▸ **DATA FOR PROCESSING**:

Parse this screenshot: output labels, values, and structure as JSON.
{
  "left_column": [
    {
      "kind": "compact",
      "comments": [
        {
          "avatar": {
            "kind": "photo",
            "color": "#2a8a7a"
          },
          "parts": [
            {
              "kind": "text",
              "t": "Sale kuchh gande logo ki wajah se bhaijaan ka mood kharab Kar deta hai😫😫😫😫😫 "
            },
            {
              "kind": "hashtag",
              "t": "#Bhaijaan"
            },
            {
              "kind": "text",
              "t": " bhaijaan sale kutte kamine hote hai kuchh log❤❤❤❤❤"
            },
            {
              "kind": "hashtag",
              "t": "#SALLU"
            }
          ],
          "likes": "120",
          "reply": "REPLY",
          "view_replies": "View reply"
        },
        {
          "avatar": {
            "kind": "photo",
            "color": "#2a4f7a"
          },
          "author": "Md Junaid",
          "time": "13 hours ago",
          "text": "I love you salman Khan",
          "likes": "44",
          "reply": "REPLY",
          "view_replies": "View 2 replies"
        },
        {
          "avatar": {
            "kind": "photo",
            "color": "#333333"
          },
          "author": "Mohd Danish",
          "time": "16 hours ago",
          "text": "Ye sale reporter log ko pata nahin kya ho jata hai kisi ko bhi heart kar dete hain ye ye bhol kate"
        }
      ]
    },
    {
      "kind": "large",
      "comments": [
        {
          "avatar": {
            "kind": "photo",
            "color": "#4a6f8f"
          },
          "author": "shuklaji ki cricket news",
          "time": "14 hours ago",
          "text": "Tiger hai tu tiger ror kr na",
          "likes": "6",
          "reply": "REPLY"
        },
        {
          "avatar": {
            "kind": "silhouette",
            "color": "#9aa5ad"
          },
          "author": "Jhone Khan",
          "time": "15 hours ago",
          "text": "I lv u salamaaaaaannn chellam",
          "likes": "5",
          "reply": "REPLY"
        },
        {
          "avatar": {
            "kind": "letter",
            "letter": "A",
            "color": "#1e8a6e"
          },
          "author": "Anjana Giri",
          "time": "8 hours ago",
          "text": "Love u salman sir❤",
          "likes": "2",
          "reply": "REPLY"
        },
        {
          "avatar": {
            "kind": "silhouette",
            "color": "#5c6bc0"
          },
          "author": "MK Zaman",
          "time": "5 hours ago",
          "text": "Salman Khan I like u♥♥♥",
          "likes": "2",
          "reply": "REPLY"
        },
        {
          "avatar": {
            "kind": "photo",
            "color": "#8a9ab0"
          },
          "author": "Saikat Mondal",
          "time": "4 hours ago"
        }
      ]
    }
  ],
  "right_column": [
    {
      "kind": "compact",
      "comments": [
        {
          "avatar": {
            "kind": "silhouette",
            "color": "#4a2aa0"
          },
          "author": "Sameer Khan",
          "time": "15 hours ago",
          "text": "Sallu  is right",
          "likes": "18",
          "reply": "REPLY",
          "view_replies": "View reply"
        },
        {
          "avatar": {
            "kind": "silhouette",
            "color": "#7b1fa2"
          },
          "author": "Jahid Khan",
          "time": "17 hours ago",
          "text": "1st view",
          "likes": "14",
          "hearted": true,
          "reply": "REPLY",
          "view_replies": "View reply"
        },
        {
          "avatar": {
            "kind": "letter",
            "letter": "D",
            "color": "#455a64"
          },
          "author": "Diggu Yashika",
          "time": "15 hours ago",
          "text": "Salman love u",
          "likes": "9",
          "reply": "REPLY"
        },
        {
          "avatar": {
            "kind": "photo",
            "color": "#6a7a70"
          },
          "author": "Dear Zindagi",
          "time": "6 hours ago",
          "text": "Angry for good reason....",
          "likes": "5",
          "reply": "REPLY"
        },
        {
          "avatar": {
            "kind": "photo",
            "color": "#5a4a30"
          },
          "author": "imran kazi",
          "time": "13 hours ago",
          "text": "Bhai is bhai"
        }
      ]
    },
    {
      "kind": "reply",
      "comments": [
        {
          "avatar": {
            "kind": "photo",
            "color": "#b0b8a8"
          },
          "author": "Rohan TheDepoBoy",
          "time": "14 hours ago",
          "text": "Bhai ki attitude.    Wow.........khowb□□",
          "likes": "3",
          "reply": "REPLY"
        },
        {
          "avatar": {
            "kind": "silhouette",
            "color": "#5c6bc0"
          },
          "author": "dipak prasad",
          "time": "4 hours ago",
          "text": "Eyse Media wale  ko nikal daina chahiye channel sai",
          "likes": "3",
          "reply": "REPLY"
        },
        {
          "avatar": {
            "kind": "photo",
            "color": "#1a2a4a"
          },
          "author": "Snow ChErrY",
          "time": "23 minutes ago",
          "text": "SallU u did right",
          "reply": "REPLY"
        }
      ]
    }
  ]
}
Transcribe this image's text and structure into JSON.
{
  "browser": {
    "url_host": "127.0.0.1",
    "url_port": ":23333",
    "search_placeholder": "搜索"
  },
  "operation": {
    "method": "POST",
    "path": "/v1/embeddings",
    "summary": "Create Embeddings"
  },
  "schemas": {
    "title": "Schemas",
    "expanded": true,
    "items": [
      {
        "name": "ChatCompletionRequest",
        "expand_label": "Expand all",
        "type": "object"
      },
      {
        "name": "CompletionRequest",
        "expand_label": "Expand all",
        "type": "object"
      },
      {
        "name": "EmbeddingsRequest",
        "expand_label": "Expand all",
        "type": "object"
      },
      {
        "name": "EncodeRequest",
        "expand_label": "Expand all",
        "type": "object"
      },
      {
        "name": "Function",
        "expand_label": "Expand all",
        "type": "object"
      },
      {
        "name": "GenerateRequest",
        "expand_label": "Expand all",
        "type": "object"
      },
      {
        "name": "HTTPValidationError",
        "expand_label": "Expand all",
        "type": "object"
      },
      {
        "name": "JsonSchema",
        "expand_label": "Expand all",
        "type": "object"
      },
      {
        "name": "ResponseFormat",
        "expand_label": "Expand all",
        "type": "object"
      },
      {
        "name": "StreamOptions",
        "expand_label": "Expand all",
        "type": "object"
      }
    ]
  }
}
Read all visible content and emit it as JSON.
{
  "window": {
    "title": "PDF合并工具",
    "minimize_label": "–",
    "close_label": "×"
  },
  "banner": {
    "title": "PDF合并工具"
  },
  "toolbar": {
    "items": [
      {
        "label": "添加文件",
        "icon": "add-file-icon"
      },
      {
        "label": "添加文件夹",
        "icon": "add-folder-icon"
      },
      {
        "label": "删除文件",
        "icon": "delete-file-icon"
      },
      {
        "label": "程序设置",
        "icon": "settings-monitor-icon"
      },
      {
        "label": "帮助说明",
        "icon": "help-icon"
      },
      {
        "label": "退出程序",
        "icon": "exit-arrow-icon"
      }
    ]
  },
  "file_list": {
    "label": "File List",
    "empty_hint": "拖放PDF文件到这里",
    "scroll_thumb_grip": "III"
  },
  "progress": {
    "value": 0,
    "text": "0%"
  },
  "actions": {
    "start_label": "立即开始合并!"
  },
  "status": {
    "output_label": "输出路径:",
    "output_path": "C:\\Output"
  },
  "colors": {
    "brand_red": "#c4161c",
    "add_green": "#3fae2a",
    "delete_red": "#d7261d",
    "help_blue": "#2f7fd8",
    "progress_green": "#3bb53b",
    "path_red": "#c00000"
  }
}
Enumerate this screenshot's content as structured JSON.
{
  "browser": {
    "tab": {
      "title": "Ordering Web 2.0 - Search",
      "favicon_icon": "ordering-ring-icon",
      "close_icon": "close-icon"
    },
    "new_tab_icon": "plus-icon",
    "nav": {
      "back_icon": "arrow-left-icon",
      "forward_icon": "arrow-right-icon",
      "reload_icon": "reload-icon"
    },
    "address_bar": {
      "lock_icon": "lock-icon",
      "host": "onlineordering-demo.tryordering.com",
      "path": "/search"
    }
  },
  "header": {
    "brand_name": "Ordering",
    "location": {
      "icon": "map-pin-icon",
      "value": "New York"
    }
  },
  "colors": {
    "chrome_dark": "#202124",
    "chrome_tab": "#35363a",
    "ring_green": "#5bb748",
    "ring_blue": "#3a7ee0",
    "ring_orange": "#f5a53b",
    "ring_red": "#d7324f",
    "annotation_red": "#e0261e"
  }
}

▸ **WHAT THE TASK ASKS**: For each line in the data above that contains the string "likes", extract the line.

▸ **RESPONSE TO THIS TASK**:
          "likes": "120",
          "likes": "44",
          "likes": "6",
          "likes": "5",
          "likes": "2",
          "likes": "2",
          "likes": "18",
          "likes": "14",
          "likes": "9",
          "likes": "5",
          "likes": "3",
          "likes": "3",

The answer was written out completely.